Housing: It Ain't Over 'Til Its Over

There is a lot of wishful thinking about housing in the headlines. Today the National Association of Realtors projected that housing would turn NEXT quarter. So let me get this straight. That condo next to mine in the West, which sold for $X three years ago and is now is on the market for nearly $2X is likely to sell next quarter. At the risk of being persona non grata West of the Rockies, my answer to the National Association of Realtors and real estate speculators is, "Ain't no way." The skyrocketing prices of housing and the concurrent new construction in many parts of the country over the past 4 years have caused a glut that will take another year, maybe more, to work through. The reason is simple. Right across the street from my neighbor and me is a whole new development of handsome, nicely appointed units priced at $1.9X. I took a self guided tour through the development a few weeks ago, and I stumbled on one of the sub-contractors.

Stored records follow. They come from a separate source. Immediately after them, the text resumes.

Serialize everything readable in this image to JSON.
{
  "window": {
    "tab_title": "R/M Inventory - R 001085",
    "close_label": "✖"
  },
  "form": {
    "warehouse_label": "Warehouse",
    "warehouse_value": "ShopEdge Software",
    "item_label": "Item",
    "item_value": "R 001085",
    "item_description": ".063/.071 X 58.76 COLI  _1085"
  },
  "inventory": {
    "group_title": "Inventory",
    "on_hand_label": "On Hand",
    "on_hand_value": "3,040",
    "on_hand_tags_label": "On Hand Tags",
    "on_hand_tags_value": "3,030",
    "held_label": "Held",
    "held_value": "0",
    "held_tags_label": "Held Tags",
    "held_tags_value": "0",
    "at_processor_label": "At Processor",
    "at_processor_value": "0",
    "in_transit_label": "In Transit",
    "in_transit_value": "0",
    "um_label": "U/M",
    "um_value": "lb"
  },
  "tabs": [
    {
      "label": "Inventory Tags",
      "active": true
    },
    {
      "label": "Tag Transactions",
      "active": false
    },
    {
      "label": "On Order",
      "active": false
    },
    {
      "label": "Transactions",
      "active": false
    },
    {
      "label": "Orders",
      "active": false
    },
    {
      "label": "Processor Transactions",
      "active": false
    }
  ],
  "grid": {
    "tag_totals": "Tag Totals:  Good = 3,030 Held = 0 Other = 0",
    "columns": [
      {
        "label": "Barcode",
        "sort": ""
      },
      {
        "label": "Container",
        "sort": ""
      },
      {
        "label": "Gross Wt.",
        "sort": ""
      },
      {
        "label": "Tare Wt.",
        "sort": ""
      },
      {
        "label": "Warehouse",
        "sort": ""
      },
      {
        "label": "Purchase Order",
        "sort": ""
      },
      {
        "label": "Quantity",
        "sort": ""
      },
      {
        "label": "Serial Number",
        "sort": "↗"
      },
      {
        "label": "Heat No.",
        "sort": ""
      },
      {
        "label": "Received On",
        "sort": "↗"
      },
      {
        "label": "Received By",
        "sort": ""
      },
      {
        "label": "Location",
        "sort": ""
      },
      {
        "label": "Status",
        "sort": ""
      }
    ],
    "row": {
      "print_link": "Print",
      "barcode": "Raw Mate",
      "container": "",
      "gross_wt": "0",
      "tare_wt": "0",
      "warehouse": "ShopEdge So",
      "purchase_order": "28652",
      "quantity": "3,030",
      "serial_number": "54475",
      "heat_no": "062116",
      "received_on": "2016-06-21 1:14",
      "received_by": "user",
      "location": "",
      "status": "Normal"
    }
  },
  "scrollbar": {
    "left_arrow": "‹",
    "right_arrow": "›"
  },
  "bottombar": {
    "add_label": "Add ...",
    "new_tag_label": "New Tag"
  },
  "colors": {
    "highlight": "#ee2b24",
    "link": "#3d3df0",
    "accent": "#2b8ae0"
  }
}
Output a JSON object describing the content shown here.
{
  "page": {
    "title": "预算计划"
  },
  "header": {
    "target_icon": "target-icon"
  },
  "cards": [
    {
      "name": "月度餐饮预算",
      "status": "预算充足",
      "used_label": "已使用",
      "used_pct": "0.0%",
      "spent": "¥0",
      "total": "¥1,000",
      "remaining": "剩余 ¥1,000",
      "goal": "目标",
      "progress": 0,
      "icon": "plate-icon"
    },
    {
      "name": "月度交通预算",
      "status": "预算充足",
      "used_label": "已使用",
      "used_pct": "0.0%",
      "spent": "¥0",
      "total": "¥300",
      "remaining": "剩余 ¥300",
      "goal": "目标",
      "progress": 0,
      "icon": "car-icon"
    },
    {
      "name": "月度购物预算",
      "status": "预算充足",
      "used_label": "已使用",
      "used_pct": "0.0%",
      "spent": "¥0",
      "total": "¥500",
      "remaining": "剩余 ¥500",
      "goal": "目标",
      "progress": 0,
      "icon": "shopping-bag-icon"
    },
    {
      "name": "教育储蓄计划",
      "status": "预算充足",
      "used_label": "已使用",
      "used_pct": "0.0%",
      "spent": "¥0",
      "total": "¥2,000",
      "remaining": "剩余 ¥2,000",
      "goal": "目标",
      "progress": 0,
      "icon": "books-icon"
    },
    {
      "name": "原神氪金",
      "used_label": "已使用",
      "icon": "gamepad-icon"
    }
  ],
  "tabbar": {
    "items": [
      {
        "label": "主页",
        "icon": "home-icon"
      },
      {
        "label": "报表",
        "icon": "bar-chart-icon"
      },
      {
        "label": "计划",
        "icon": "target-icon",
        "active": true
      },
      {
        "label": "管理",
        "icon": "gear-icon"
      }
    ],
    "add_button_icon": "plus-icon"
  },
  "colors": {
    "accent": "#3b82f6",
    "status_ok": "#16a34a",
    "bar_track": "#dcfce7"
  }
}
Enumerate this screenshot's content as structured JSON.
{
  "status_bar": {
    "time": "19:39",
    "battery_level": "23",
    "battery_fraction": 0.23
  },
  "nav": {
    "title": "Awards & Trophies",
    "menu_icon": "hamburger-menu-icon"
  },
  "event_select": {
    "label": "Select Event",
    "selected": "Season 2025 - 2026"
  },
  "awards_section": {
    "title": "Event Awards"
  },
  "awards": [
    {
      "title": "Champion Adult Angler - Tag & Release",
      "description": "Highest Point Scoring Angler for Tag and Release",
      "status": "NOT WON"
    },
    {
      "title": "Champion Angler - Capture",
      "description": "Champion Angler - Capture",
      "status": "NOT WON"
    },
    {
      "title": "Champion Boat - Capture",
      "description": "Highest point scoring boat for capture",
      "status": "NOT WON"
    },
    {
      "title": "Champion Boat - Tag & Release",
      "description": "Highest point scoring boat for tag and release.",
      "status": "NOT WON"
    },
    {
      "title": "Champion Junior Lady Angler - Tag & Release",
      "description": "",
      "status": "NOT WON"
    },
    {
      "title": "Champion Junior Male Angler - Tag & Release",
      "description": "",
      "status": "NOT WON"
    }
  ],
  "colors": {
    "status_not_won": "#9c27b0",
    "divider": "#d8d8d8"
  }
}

I voiced my admiration of the workmanship and then asked him how they were selling. He said, "Funny thing; we had lots of interest in the project eight months ago, even some earnest money, but to my knowlege we have not sold any. That's not funny. That's called lack of demand, that's called too much supply. That's bad news for real estate and real estate investors. My story is purely anecdotal, but it is a symptom of why real estate in some parts of the country has a long way to go before its supply and demand reach equilibrium. Much of the Midwest is in good shape, but as I have said before, housing at the "right" address, or with a view of the mountains, lakes, oceans, or the 18th hole of a course that Jack built, is in for a long period of stagnation. Too much of it has been built, and in my judgment, some prices are likely to fall by more than most people believe, including my neighbors, mine, and the new development across the street. The reason is the banks. The developer of the project across the road from me probably hasn't thought about it, but his banker has been watching his progress. Bankers are nosey that way when it's their money. Bankers have sophisticated models that tell them how things are going, and they know in certain areas things are not going well. In another generation, in another real estate contraction, the banks played the bag holder. They hung in there with all the builders and speculators, and in the end, their bags held all the real estate, which they then sold for pennies on the dollar. A long history of bag holding has been a slow but sure teacher to the banks. They have decided they are not going to be the bag holder this time. They will call loans early and often. The reason is because they have a ready buyer -- private equity funds. Private equity funds will buy anything for the right price, and the banks have decided if they are always to be the bag holder when the dust clears they might as well sell their loans to the private equity funds sooner rather than later. This scenario sounds like tough medicine for the economy, and while it will be difficult if you are a big borrower with slow moving properties. The news is not all bad, however. This scenario implies a sharp, narrow correction in real estate that will resolve itself without major damage to the banks or to the economies of whole regions of the country. But having said this, this process will not be complete by next quarter. Furthermore, there will be very worrisome headlines in the weeks and months ahead about mortgage defaults and foreclosures that could make it Feel like the housing problem will go on indefinitely. The operative words in my judgment are sharp and narrow, but I'll keep you posted. The stock market is painting the best face on the financial facts at this time. But the facts will soon turn darker as a result of the lingering housing slowdown, and the current bull market will narrow dramatically. High-quality, blue chip stocks will be the only bull standing by the middle of 2007. Blue Chips will continue to get a lift from their international business, which will continue to be strong in 2007. Stocks have already priced in a Fed rate cut in March. Recent employment data is much too strong for a March rate cut. I think the cut will come much later and for cause. History shows us Fed rate cuts are not presaged by such a celebratory atmosphere as the one we are currently witnessing in the US stock market. Blue Chips are, indeed, underpriced by 10%, but the average stocks in no bargain. Next time: A look at some undervalued stocks. This blog is for information purposes only. Do not make buy and sell investment decisions as a result of anything you read here. Please consult your own financial advisor.